[Start of Attachment]
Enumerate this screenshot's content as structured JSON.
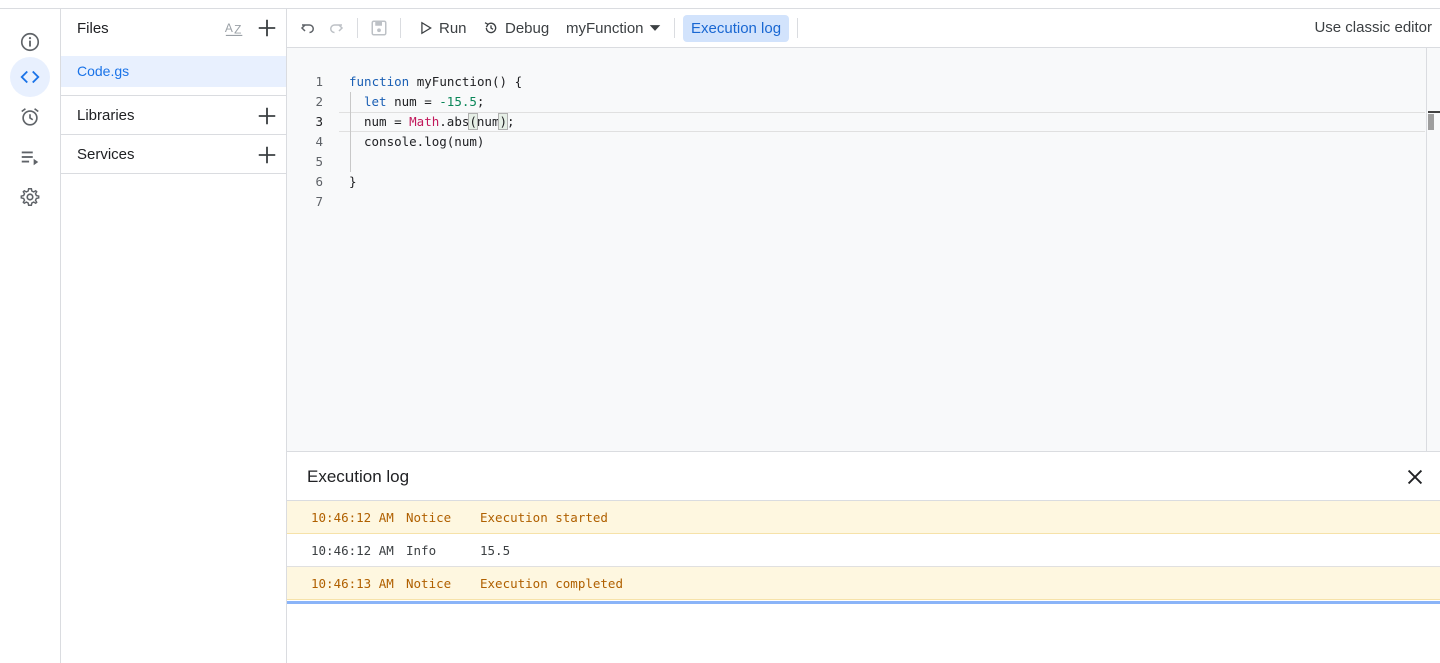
{
  "files_panel": {
    "title": "Files",
    "file_name": "Code.gs",
    "sections": [
      "Libraries",
      "Services"
    ]
  },
  "toolbar": {
    "run_label": "Run",
    "debug_label": "Debug",
    "function_select": "myFunction",
    "execution_log_label": "Execution log",
    "classic_editor_label": "Use classic editor"
  },
  "editor": {
    "line_numbers": [
      "1",
      "2",
      "3",
      "4",
      "5",
      "6",
      "7"
    ],
    "current_line": "3",
    "lines": {
      "l1_kw": "function",
      "l1_rest": " myFunction() {",
      "l2_kw": "let",
      "l2_mid": " num = ",
      "l2_num": "-15.5",
      "l2_end": ";",
      "l3_a": "num = ",
      "l3_math": "Math",
      "l3_b": ".abs",
      "l3_p1": "(",
      "l3_arg": "num",
      "l3_p2": ")",
      "l3_end": ";",
      "l4": "console.log(num)",
      "l6": "}"
    }
  },
  "execution_log": {
    "title": "Execution log",
    "rows": [
      {
        "time": "10:46:12 AM",
        "level": "Notice",
        "message": "Execution started"
      },
      {
        "time": "10:46:12 AM",
        "level": "Info",
        "message": "15.5"
      },
      {
        "time": "10:46:13 AM",
        "level": "Notice",
        "message": "Execution completed"
      }
    ]
  },
  "icons": {
    "rail": [
      "info-icon",
      "code-icon",
      "alarm-clock-icon",
      "executions-icon",
      "gear-icon"
    ],
    "toolbar": [
      "undo-icon",
      "redo-icon",
      "save-icon",
      "play-icon",
      "debug-icon",
      "dropdown-arrow-icon"
    ],
    "files": [
      "sort-az-icon",
      "add-icon"
    ],
    "log": [
      "close-icon"
    ]
  },
  "colors": {
    "accent": "#1a73e8",
    "active_bg": "#e8f0fe",
    "notice_bg": "#fef7e0",
    "notice_text": "#b06000"
  }
}
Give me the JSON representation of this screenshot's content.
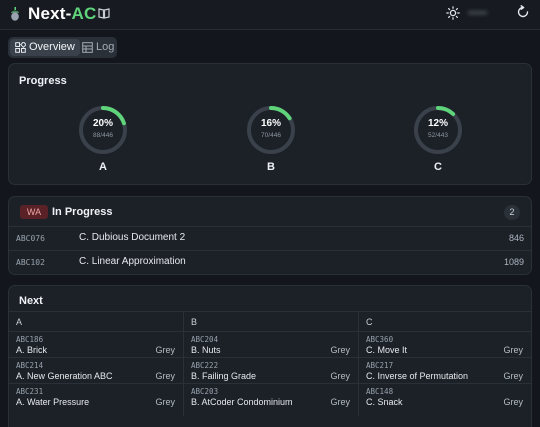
{
  "header": {
    "brand_main": "Next-",
    "brand_accent": "AC",
    "user_name": "••••••",
    "icons": [
      "acorn-logo-icon",
      "book-icon",
      "sun-icon",
      "reload-icon"
    ]
  },
  "tabs": [
    {
      "label": "Overview",
      "icon": "grid-icon",
      "active": true
    },
    {
      "label": "Log",
      "icon": "table-icon",
      "active": false
    }
  ],
  "progress": {
    "title": "Progress",
    "rings": [
      {
        "label": "A",
        "percent": "20%",
        "fraction": "88/446",
        "value": 0.2
      },
      {
        "label": "B",
        "percent": "16%",
        "fraction": "70/446",
        "value": 0.16
      },
      {
        "label": "C",
        "percent": "12%",
        "fraction": "52/443",
        "value": 0.12
      }
    ]
  },
  "in_progress": {
    "badge": "WA",
    "title": "In Progress",
    "count": "2",
    "rows": [
      {
        "id": "ABC076",
        "title": "C. Dubious Document 2",
        "score": "846"
      },
      {
        "id": "ABC102",
        "title": "C. Linear Approximation",
        "score": "1089"
      }
    ]
  },
  "next": {
    "title": "Next",
    "columns": [
      {
        "head": "A",
        "items": [
          {
            "id": "ABC186",
            "title": "A. Brick",
            "grade": "Grey"
          },
          {
            "id": "ABC214",
            "title": "A. New Generation ABC",
            "grade": "Grey"
          },
          {
            "id": "ABC231",
            "title": "A. Water Pressure",
            "grade": "Grey"
          }
        ]
      },
      {
        "head": "B",
        "items": [
          {
            "id": "ABC204",
            "title": "B. Nuts",
            "grade": "Grey"
          },
          {
            "id": "ABC222",
            "title": "B. Failing Grade",
            "grade": "Grey"
          },
          {
            "id": "ABC203",
            "title": "B. AtCoder Condominium",
            "grade": "Grey"
          }
        ]
      },
      {
        "head": "C",
        "items": [
          {
            "id": "ABC360",
            "title": "C. Move It",
            "grade": "Grey"
          },
          {
            "id": "ABC217",
            "title": "C. Inverse of Permutation",
            "grade": "Grey"
          },
          {
            "id": "ABC148",
            "title": "C. Snack",
            "grade": "Grey"
          }
        ]
      }
    ]
  },
  "colors": {
    "accent": "#5fd47a",
    "ring_track": "#3a414b",
    "wa_bg": "#5a2226",
    "wa_text": "#f0a7a7"
  }
}
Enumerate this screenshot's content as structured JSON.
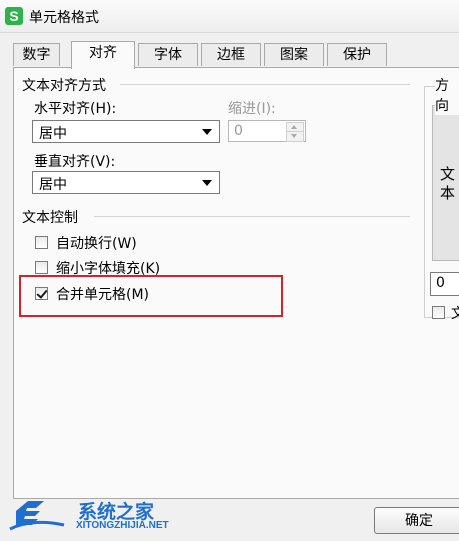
{
  "window": {
    "title": "单元格格式",
    "icon": "wps-spreadsheet-icon",
    "icon_letter": "S"
  },
  "tabs": [
    {
      "label": "数字",
      "active": false
    },
    {
      "label": "对齐",
      "active": true
    },
    {
      "label": "字体",
      "active": false
    },
    {
      "label": "边框",
      "active": false
    },
    {
      "label": "图案",
      "active": false
    },
    {
      "label": "保护",
      "active": false
    }
  ],
  "alignment": {
    "section_title": "文本对齐方式",
    "horizontal_label": "水平对齐(H):",
    "horizontal_value": "居中",
    "indent_label": "缩进(I):",
    "indent_value": "0",
    "vertical_label": "垂直对齐(V):",
    "vertical_value": "居中"
  },
  "text_control": {
    "section_title": "文本控制",
    "wrap_text": {
      "label": "自动换行(W)",
      "checked": false
    },
    "shrink_to_fit": {
      "label": "缩小字体填充(K)",
      "checked": false
    },
    "merge_cells": {
      "label": "合并单元格(M)",
      "checked": true
    }
  },
  "orientation": {
    "section_title": "方向",
    "text_chars": [
      "文",
      "本"
    ],
    "degrees_value": "0",
    "partial_checkbox_label": "文"
  },
  "buttons": {
    "ok": "确定"
  },
  "watermark": {
    "brand": "系统之家",
    "url": "XITONGZHIJIA.NET"
  },
  "colors": {
    "highlight": "#d9202a",
    "app_icon": "#2eb24a",
    "watermark_blue": "#1f6fd1"
  }
}
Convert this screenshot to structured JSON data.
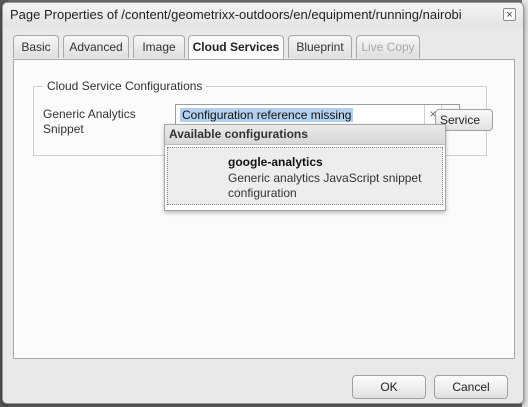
{
  "dialog": {
    "title": "Page Properties of /content/geometrixx-outdoors/en/equipment/running/nairobi",
    "close_glyph": "×"
  },
  "tabs": [
    {
      "label": "Basic"
    },
    {
      "label": "Advanced"
    },
    {
      "label": "Image"
    },
    {
      "label": "Cloud Services"
    },
    {
      "label": "Blueprint"
    },
    {
      "label": "Live Copy"
    }
  ],
  "active_tab": "Cloud Services",
  "cloud_services": {
    "legend": "Cloud Service Configurations",
    "field_label": "Generic Analytics Snippet",
    "combo_value": "Configuration reference missing",
    "clear_glyph": "×",
    "arrow_glyph": "▾",
    "add_button_label": "Service"
  },
  "dropdown": {
    "header": "Available configurations",
    "items": [
      {
        "name": "google-analytics",
        "description": "Generic analytics JavaScript snippet configuration"
      }
    ]
  },
  "footer": {
    "ok_label": "OK",
    "cancel_label": "Cancel"
  },
  "colors": {
    "selection_highlight": "#b3cfee",
    "dialog_bg": "#e9e9e9"
  }
}
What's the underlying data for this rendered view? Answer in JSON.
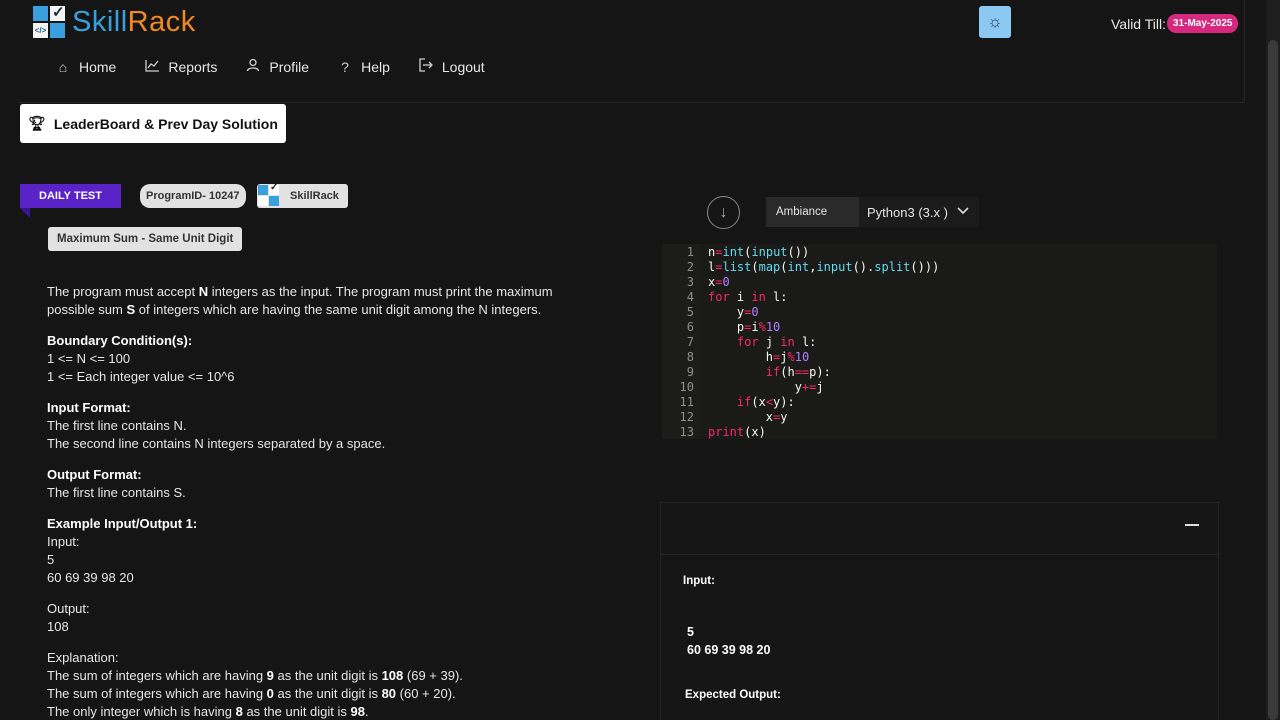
{
  "brand": {
    "name_part1": "Skill",
    "name_part2": "Rack"
  },
  "header": {
    "valid_till_label": "Valid Till:",
    "valid_till_date": "31-May-2025"
  },
  "nav": [
    {
      "label": "Home",
      "icon": "home-icon"
    },
    {
      "label": "Reports",
      "icon": "chart-icon"
    },
    {
      "label": "Profile",
      "icon": "user-icon"
    },
    {
      "label": "Help",
      "icon": "question-icon"
    },
    {
      "label": "Logout",
      "icon": "logout-icon"
    }
  ],
  "leaderboard_button": "LeaderBoard & Prev Day Solution",
  "problem": {
    "tag": "DAILY TEST",
    "program_id": "ProgramID- 10247",
    "source": "SkillRack",
    "title": "Maximum Sum - Same Unit Digit",
    "desc_1a": "The program must accept ",
    "desc_1b": "N",
    "desc_1c": " integers as the input. The program must print the maximum",
    "desc_2a": "possible sum ",
    "desc_2b": "S",
    "desc_2c": " of integers which are having the same unit digit among the N integers.",
    "boundary_heading": "Boundary Condition(s):",
    "boundary_1": "1 <= N <= 100",
    "boundary_2": "1 <= Each integer value <= 10^6",
    "input_heading": "Input Format:",
    "input_1": "The first line contains N.",
    "input_2": "The second line contains N integers separated by a space.",
    "output_heading": "Output Format:",
    "output_1": "The first line contains S.",
    "example_heading": "Example Input/Output 1:",
    "ex_input_label": "Input:",
    "ex_input_1": "5",
    "ex_input_2": "60 69 39 98 20",
    "ex_output_label": "Output:",
    "ex_output_1": "108",
    "explanation_label": "Explanation:",
    "exp1": {
      "a": "The sum of integers which are having ",
      "b": "9",
      "c": " as the unit digit is ",
      "d": "108",
      "e": " (69 + 39)."
    },
    "exp2": {
      "a": "The sum of integers which are having ",
      "b": "0",
      "c": " as the unit digit is ",
      "d": "80",
      "e": " (60 + 20)."
    },
    "exp3": {
      "a": "The only integer which is having ",
      "b": "8",
      "c": " as the unit digit is ",
      "d": "98",
      "e": "."
    }
  },
  "editor": {
    "theme": "Ambiance",
    "language": "Python3 (3.x )",
    "line_numbers": [
      "1",
      "2",
      "3",
      "4",
      "5",
      "6",
      "7",
      "8",
      "9",
      "10",
      "11",
      "12",
      "13"
    ]
  },
  "output_panel": {
    "input_label": "Input:",
    "input_line_1": "5",
    "input_line_2": "60 69 39 98 20",
    "expected_label": "Expected Output:"
  },
  "colors": {
    "accent_blue": "#3aa0dd",
    "accent_orange": "#f08a24",
    "daily_purple": "#5a23c8",
    "date_pink": "#d6287e"
  }
}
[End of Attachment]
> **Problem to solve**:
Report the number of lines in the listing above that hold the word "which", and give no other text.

> **Output of the exercise**:
4